# Task item
Start to finish, reproduce the records below with nothing missing.

[Entries taken from a collection]
● ● ●
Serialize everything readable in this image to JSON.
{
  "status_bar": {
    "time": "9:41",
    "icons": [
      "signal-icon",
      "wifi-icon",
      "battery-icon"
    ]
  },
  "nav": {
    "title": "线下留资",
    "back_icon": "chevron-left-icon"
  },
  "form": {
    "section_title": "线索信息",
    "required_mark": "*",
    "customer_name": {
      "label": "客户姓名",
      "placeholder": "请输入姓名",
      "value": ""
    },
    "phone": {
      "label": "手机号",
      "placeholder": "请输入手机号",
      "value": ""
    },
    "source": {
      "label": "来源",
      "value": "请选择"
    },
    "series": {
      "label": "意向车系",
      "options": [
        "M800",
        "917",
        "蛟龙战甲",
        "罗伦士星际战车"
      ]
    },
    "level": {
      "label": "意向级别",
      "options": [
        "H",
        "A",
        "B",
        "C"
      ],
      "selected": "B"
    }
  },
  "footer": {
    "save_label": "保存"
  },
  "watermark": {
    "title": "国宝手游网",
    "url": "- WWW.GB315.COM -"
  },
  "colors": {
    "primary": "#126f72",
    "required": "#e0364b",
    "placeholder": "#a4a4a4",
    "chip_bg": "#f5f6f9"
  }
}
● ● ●
# Task response
Serialize everything readable in this image to JSON.
{
  "status_bar": {
    "time": "9:41",
    "icons": [
      "signal-icon",
      "wifi-icon",
      "battery-icon"
    ]
  },
  "nav": {
    "title": "线下留资",
    "back_icon": "chevron-left-icon"
  },
  "form": {
    "section_title": "线索信息",
    "required_mark": "*",
    "customer_name": {
      "label": "客户姓名",
      "placeholder": "请输入姓名",
      "value": ""
    },
    "phone": {
      "label": "手机号",
      "placeholder": "请输入手机号",
      "value": ""
    },
    "source": {
      "label": "来源",
      "value": "请选择"
    },
    "series": {
      "label": "意向车系",
      "options": [
        "M800",
        "917",
        "蛟龙战甲",
        "罗伦士星际战车"
      ]
    },
    "level": {
      "label": "意向级别",
      "options": [
        "H",
        "A",
        "B",
        "C"
      ],
      "selected": "B"
    }
  },
  "footer": {
    "save_label": "保存"
  },
  "watermark": {
    "title": "国宝手游网",
    "url": "- WWW.GB315.COM -"
  },
  "colors": {
    "primary": "#126f72",
    "required": "#e0364b",
    "placeholder": "#a4a4a4",
    "chip_bg": "#f5f6f9"
  }
}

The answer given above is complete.